# [EXCERPTED DATA]
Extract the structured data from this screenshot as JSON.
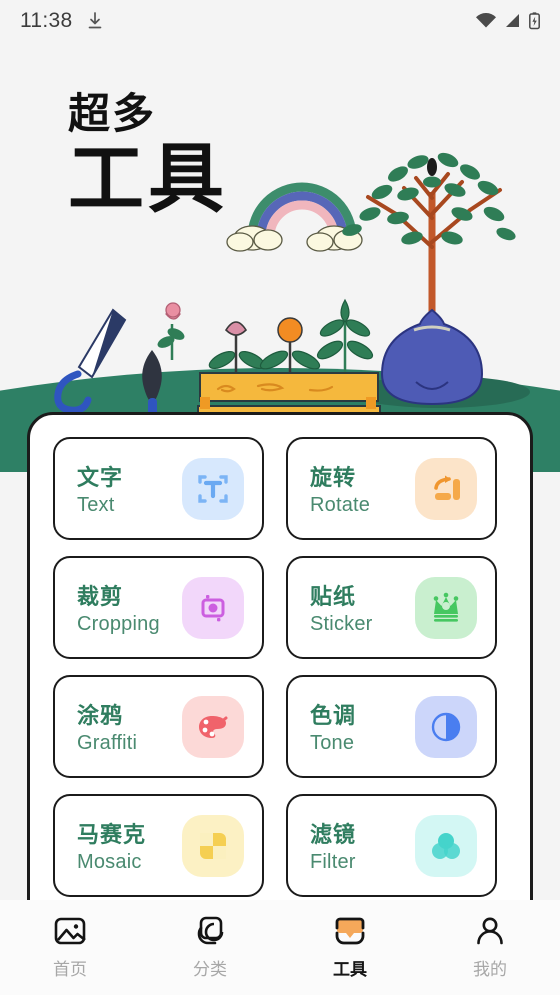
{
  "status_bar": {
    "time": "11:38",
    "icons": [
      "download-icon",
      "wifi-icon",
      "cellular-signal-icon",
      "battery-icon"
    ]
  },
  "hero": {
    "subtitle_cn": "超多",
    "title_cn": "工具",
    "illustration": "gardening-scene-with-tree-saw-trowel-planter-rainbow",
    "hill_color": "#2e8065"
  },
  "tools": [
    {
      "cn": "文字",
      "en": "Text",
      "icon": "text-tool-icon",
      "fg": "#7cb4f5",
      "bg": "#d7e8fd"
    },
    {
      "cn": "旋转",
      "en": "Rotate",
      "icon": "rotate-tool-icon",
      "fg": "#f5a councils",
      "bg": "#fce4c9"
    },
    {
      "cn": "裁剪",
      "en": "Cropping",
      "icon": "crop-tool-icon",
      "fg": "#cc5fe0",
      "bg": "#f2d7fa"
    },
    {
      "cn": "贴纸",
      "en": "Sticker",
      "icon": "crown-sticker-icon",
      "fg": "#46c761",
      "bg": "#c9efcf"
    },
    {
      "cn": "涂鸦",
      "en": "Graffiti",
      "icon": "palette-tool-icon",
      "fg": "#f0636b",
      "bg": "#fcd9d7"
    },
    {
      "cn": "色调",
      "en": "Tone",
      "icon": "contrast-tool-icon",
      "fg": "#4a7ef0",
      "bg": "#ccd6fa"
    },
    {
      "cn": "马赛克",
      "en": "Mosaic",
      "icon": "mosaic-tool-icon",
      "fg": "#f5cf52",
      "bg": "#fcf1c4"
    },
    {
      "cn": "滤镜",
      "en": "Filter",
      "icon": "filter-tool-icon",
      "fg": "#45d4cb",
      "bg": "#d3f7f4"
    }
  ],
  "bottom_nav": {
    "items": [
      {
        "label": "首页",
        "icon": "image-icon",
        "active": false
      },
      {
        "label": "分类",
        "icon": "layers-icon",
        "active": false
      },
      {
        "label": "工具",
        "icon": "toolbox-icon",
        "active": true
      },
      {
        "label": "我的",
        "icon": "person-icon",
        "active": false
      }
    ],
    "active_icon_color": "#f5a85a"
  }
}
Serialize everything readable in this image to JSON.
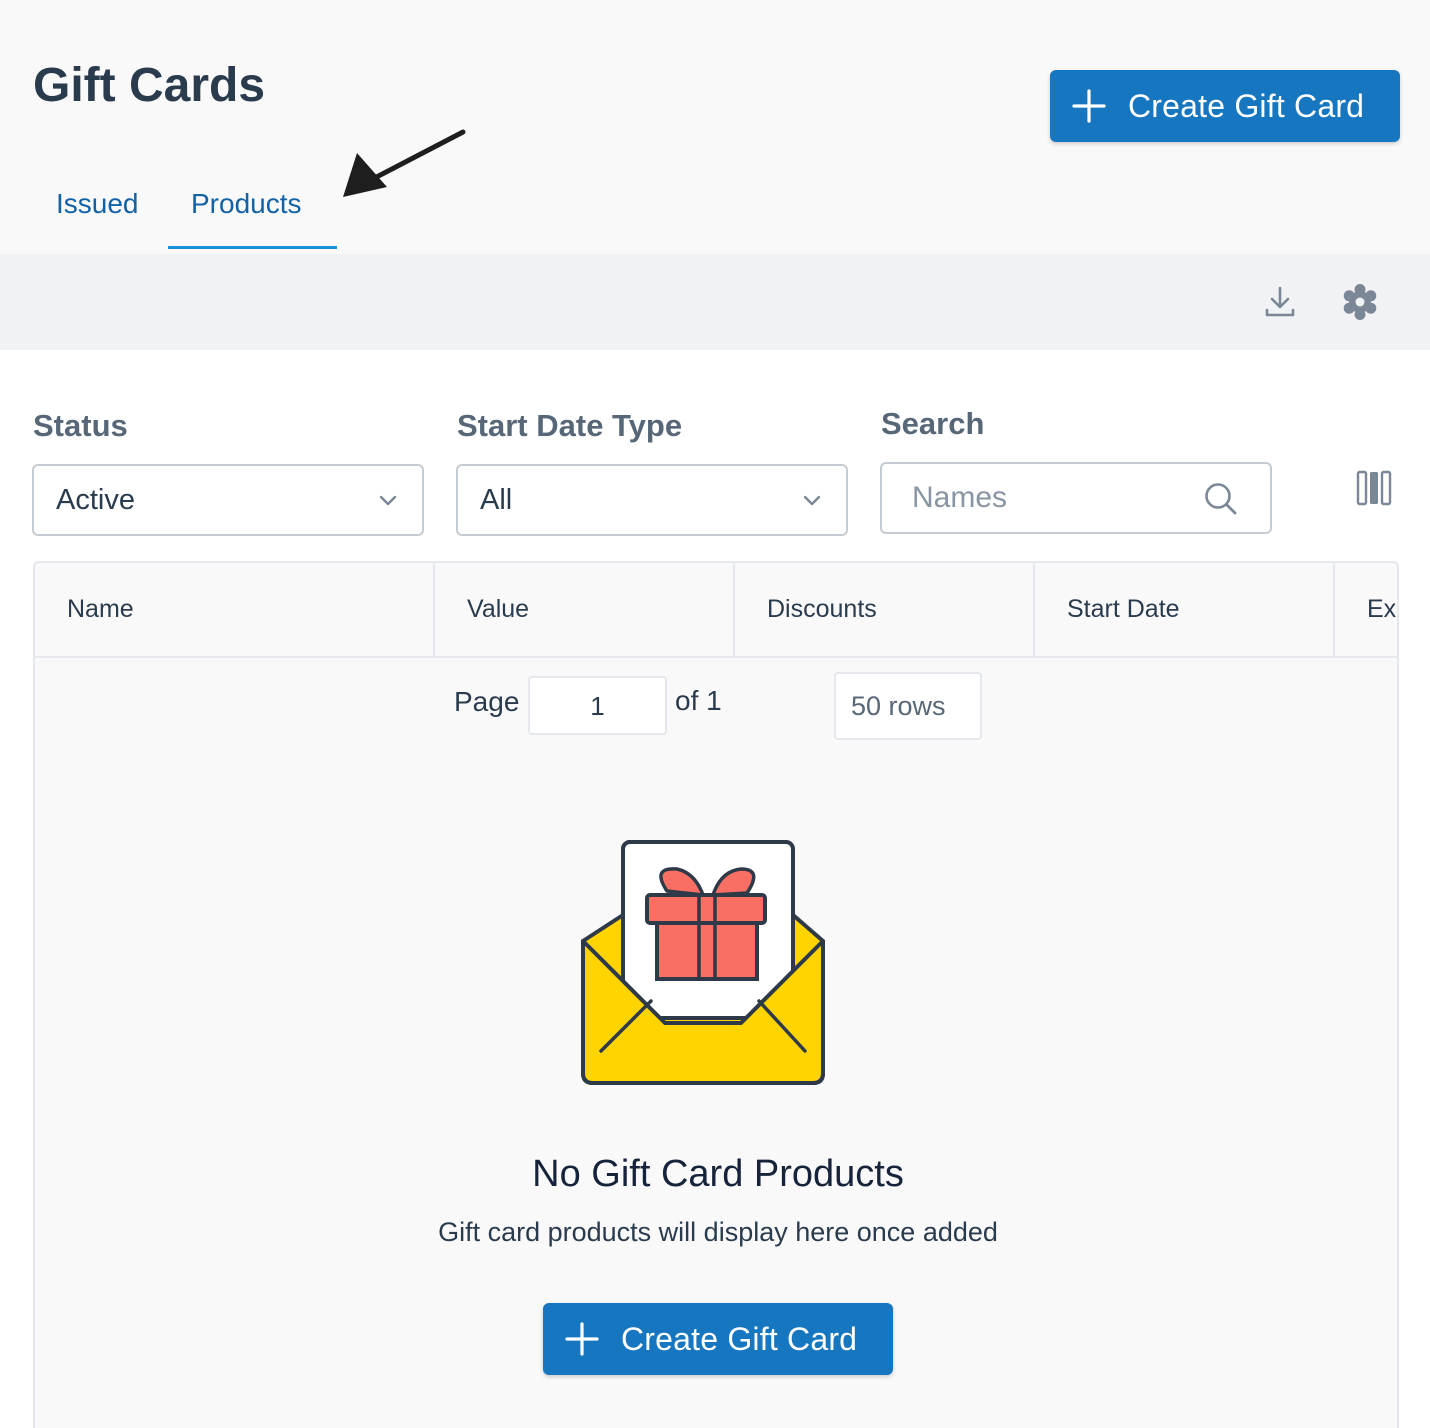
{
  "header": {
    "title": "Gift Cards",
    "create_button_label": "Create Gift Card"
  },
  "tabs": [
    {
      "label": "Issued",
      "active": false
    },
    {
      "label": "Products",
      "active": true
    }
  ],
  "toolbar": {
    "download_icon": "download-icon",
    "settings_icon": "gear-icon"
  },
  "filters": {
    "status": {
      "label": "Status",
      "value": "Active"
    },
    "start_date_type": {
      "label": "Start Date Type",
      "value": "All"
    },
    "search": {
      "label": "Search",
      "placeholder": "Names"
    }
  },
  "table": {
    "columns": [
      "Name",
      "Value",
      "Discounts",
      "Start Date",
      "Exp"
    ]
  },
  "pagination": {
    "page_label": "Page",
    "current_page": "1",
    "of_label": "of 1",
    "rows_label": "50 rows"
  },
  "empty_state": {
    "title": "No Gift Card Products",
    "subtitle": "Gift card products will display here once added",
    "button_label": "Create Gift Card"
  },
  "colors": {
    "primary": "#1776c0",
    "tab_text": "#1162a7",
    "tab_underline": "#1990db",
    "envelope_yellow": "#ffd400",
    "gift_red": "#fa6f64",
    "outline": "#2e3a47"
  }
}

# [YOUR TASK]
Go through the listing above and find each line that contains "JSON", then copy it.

# [TASK RESPONSE]
Extract the structured data from this screenshot as JSON.
Serialize everything readable in this image to JSON.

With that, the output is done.